“A huge factor for me in coming to grips with my faith and sexuality was that I discovered the progressive Christian community during this time,” she recalls. “I learned that what I was told to believe about the Bible and the LGBT community isn’t exactly what the Bible really says when you read it with the full scope of the original text and a full understanding of the social and religious culture of the time. I was told that you couldn’t be gay and a Christian. Discovering that God really did make me who I am on purpose and learning that He didn’t want me to change gave me the freedom to be who I was more comfortably.”
An active touring musician since 2005, she met a smorgasbord of people who showed her the full breadth of what love and compassion meant.

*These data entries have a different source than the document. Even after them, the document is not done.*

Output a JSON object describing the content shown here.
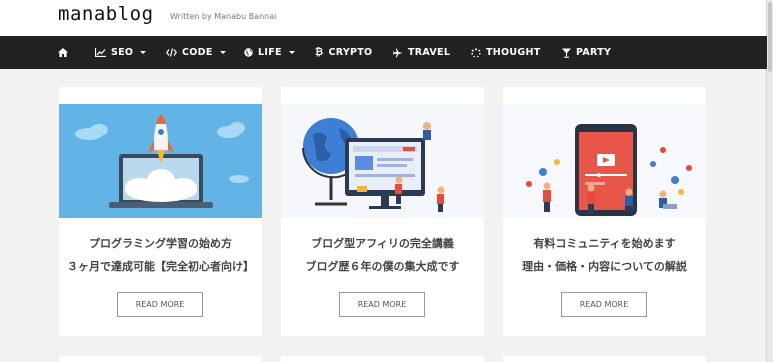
{
  "site": {
    "logo": "manablog",
    "tagline": "Written by Manabu Bannai"
  },
  "nav": [
    {
      "id": "home",
      "label": "",
      "icon": "home-icon",
      "dropdown": false
    },
    {
      "id": "seo",
      "label": "SEO",
      "icon": "chart-line-icon",
      "dropdown": true
    },
    {
      "id": "code",
      "label": "CODE",
      "icon": "code-icon",
      "dropdown": true
    },
    {
      "id": "life",
      "label": "LIFE",
      "icon": "globe-icon",
      "dropdown": true
    },
    {
      "id": "crypto",
      "label": "CRYPTO",
      "icon": "bitcoin-icon",
      "dropdown": false
    },
    {
      "id": "travel",
      "label": "TRAVEL",
      "icon": "plane-icon",
      "dropdown": false
    },
    {
      "id": "thought",
      "label": "THOUGHT",
      "icon": "spinner-icon",
      "dropdown": false
    },
    {
      "id": "party",
      "label": "PARTY",
      "icon": "cocktail-icon",
      "dropdown": false
    }
  ],
  "cards": [
    {
      "line1": "プログラミング学習の始め方",
      "line2": "３ヶ月で達成可能【完全初心者向け】",
      "button": "READ MORE",
      "image": "rocket-laptop-illustration"
    },
    {
      "line1": "ブログ型アフィリの完全講義",
      "line2": "ブログ歴６年の僕の集大成です",
      "button": "READ MORE",
      "image": "globe-blog-illustration"
    },
    {
      "line1": "有料コミュニティを始めます",
      "line2": "理由・価格・内容についての解説",
      "button": "READ MORE",
      "image": "video-community-illustration"
    }
  ],
  "colors": {
    "navbar": "#222222",
    "background": "#f2f2f2",
    "accent_blue": "#2f6fd6",
    "accent_red": "#e64a3c"
  }
}
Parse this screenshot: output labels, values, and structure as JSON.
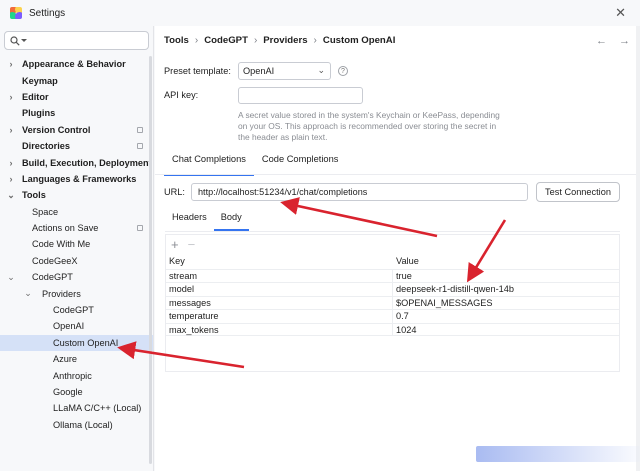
{
  "window": {
    "title": "Settings"
  },
  "search": {
    "value": "",
    "placeholder": ""
  },
  "sidebar": {
    "items": [
      {
        "label": "Appearance & Behavior",
        "bold": true,
        "chevron": "›",
        "indent": 0
      },
      {
        "label": "Keymap",
        "bold": true,
        "chevron": "",
        "indent": 0
      },
      {
        "label": "Editor",
        "bold": true,
        "chevron": "›",
        "indent": 0
      },
      {
        "label": "Plugins",
        "bold": true,
        "chevron": "",
        "indent": 0
      },
      {
        "label": "Version Control",
        "bold": true,
        "chevron": "›",
        "indent": 0,
        "badge": true
      },
      {
        "label": "Directories",
        "bold": true,
        "chevron": "",
        "indent": 0,
        "badge": true
      },
      {
        "label": "Build, Execution, Deployment",
        "bold": true,
        "chevron": "›",
        "indent": 0
      },
      {
        "label": "Languages & Frameworks",
        "bold": true,
        "chevron": "›",
        "indent": 0
      },
      {
        "label": "Tools",
        "bold": true,
        "chevron": "⌄",
        "indent": 0
      },
      {
        "label": "Space",
        "bold": false,
        "chevron": "",
        "indent": 1
      },
      {
        "label": "Actions on Save",
        "bold": false,
        "chevron": "",
        "indent": 1,
        "badge": true
      },
      {
        "label": "Code With Me",
        "bold": false,
        "chevron": "",
        "indent": 1
      },
      {
        "label": "CodeGeeX",
        "bold": false,
        "chevron": "",
        "indent": 1
      },
      {
        "label": "CodeGPT",
        "bold": false,
        "chevron": "⌄",
        "indent": 1
      },
      {
        "label": "Providers",
        "bold": false,
        "chevron": "⌄",
        "indent": 2
      },
      {
        "label": "CodeGPT",
        "bold": false,
        "chevron": "",
        "indent": 3
      },
      {
        "label": "OpenAI",
        "bold": false,
        "chevron": "",
        "indent": 3
      },
      {
        "label": "Custom OpenAI",
        "bold": false,
        "chevron": "",
        "indent": 3,
        "selected": true
      },
      {
        "label": "Azure",
        "bold": false,
        "chevron": "",
        "indent": 3
      },
      {
        "label": "Anthropic",
        "bold": false,
        "chevron": "",
        "indent": 3
      },
      {
        "label": "Google",
        "bold": false,
        "chevron": "",
        "indent": 3
      },
      {
        "label": "LLaMA C/C++ (Local)",
        "bold": false,
        "chevron": "",
        "indent": 3
      },
      {
        "label": "Ollama (Local)",
        "bold": false,
        "chevron": "",
        "indent": 3
      }
    ]
  },
  "breadcrumb": [
    "Tools",
    "CodeGPT",
    "Providers",
    "Custom OpenAI"
  ],
  "form": {
    "preset_label": "Preset template:",
    "preset_value": "OpenAI",
    "apikey_label": "API key:",
    "apikey_value": "",
    "apikey_hint": "A secret value stored in the system's Keychain or KeePass, depending on your OS. This approach is recommended over storing the secret in the header as plain text."
  },
  "tabs": [
    {
      "label": "Chat Completions",
      "active": true
    },
    {
      "label": "Code Completions",
      "active": false
    }
  ],
  "url": {
    "label": "URL:",
    "value": "http://localhost:51234/v1/chat/completions",
    "test_button": "Test Connection"
  },
  "subtabs": [
    {
      "label": "Headers",
      "active": false
    },
    {
      "label": "Body",
      "active": true
    }
  ],
  "body_table": {
    "add_icon": "+",
    "remove_icon": "−",
    "headers": [
      "Key",
      "Value"
    ],
    "rows": [
      {
        "key": "stream",
        "value": "true"
      },
      {
        "key": "model",
        "value": "deepseek-r1-distill-qwen-14b"
      },
      {
        "key": "messages",
        "value": "$OPENAI_MESSAGES"
      },
      {
        "key": "temperature",
        "value": "0.7"
      },
      {
        "key": "max_tokens",
        "value": "1024"
      }
    ]
  },
  "help_label": "?",
  "annotation_color": "#d9232e",
  "accent_color": "#3574f0"
}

“I was finding these people opening their homes to me and preparing meals for me and just loving me,” she remembers. “They were good, solid, generous, kind people, and that really opened up my viewpoint, not to mention in a parallel way, I was discovering how to reconcile my faith and sexuality.” It took Peacock a good seven or eight years “to come to terms with and live comfortably in my own skin and find my voice and sense of belonging, as a woman in the business,” she says.
Causing even more emotional friction for her was an ongoing mental health battle. “I was feeling like who I was was so innately wrong that I simply didn’t want to exist anymore,” she says. “Having to come to terms with it all, there was no alternative for me. I wouldn’t be here today if I didn’t invest in personal growth and in a spiritually-heightened awareness.”
At the time of the bus fire in 2016, everything came to a head. It was a turning point not only for her personal development but for her music as well. Burn the Witch is Peacock at her most vulnerable, and yet there rises a great strength within her songwriting. She’s unafraid to confront social issues of being a queer woman in 2019, bullying, and displaying unconditional compassion. “Hold Me in Your Heart” is an astonishing acoustic-rooted moment and quite a wallop of a performance to bookend what will undoubtedly be one of 2020's most important releases.
These 11 songs seek to uproot what we think we know about the world. Peacock works her magic across every single moment, each syllable diligently carrying its weight and heart. The music is expertly packaged and delivered with a sense of urgency while never feeling heavy-handed or exploitative. Her eighth album, Burn the Witch, is about truth and understanding of humanity, and Peacock will not back down until the whole world is listening.